WHAT THE TASK ASKS: Produce the listing below again, exactly as shown.

=======

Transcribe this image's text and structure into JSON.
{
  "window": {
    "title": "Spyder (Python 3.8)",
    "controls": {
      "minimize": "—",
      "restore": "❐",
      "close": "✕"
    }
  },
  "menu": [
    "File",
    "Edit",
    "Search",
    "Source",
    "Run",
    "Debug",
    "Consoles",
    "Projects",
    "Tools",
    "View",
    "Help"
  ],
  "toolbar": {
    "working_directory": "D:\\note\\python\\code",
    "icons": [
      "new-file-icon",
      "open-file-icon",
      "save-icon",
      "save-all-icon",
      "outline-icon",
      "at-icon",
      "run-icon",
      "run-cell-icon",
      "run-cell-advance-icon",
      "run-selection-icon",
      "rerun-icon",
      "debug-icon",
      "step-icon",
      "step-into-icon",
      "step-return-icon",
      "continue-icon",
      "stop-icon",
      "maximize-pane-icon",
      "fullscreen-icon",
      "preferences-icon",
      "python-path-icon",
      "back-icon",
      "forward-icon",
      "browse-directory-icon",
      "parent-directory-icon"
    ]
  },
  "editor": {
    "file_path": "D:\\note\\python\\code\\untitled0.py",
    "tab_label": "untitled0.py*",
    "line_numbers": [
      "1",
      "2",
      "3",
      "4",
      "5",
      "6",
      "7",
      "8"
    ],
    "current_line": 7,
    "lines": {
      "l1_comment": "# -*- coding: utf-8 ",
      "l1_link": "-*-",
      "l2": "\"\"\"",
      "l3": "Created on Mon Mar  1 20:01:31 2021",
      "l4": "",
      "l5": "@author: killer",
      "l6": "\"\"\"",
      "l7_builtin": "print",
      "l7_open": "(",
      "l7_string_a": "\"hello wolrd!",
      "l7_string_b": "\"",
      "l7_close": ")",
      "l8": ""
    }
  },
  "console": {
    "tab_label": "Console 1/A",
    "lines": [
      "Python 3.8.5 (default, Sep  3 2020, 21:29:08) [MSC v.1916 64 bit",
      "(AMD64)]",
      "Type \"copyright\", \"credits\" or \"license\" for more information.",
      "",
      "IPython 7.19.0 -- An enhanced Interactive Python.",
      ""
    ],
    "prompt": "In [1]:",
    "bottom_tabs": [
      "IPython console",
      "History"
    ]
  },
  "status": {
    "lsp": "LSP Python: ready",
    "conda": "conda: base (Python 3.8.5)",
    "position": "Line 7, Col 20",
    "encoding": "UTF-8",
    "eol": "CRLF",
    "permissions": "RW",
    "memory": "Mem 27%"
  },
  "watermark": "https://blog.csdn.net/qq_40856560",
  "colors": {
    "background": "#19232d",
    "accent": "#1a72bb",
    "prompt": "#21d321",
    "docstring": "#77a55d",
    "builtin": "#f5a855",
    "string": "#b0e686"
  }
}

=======

ANSWER FOR THIS EXERCISE:
Transcribe this image's text and structure into JSON.
{
  "window": {
    "title": "Spyder (Python 3.8)",
    "controls": {
      "minimize": "—",
      "restore": "❐",
      "close": "✕"
    }
  },
  "menu": [
    "File",
    "Edit",
    "Search",
    "Source",
    "Run",
    "Debug",
    "Consoles",
    "Projects",
    "Tools",
    "View",
    "Help"
  ],
  "toolbar": {
    "working_directory": "D:\\note\\python\\code",
    "icons": [
      "new-file-icon",
      "open-file-icon",
      "save-icon",
      "save-all-icon",
      "outline-icon",
      "at-icon",
      "run-icon",
      "run-cell-icon",
      "run-cell-advance-icon",
      "run-selection-icon",
      "rerun-icon",
      "debug-icon",
      "step-icon",
      "step-into-icon",
      "step-return-icon",
      "continue-icon",
      "stop-icon",
      "maximize-pane-icon",
      "fullscreen-icon",
      "preferences-icon",
      "python-path-icon",
      "back-icon",
      "forward-icon",
      "browse-directory-icon",
      "parent-directory-icon"
    ]
  },
  "editor": {
    "file_path": "D:\\note\\python\\code\\untitled0.py",
    "tab_label": "untitled0.py*",
    "line_numbers": [
      "1",
      "2",
      "3",
      "4",
      "5",
      "6",
      "7",
      "8"
    ],
    "current_line": 7,
    "lines": {
      "l1_comment": "# -*- coding: utf-8 ",
      "l1_link": "-*-",
      "l2": "\"\"\"",
      "l3": "Created on Mon Mar  1 20:01:31 2021",
      "l4": "",
      "l5": "@author: killer",
      "l6": "\"\"\"",
      "l7_builtin": "print",
      "l7_open": "(",
      "l7_string_a": "\"hello wolrd!",
      "l7_string_b": "\"",
      "l7_close": ")",
      "l8": ""
    }
  },
  "console": {
    "tab_label": "Console 1/A",
    "lines": [
      "Python 3.8.5 (default, Sep  3 2020, 21:29:08) [MSC v.1916 64 bit",
      "(AMD64)]",
      "Type \"copyright\", \"credits\" or \"license\" for more information.",
      "",
      "IPython 7.19.0 -- An enhanced Interactive Python.",
      ""
    ],
    "prompt": "In [1]:",
    "bottom_tabs": [
      "IPython console",
      "History"
    ]
  },
  "status": {
    "lsp": "LSP Python: ready",
    "conda": "conda: base (Python 3.8.5)",
    "position": "Line 7, Col 20",
    "encoding": "UTF-8",
    "eol": "CRLF",
    "permissions": "RW",
    "memory": "Mem 27%"
  },
  "watermark": "https://blog.csdn.net/qq_40856560",
  "colors": {
    "background": "#19232d",
    "accent": "#1a72bb",
    "prompt": "#21d321",
    "docstring": "#77a55d",
    "builtin": "#f5a855",
    "string": "#b0e686"
  }
}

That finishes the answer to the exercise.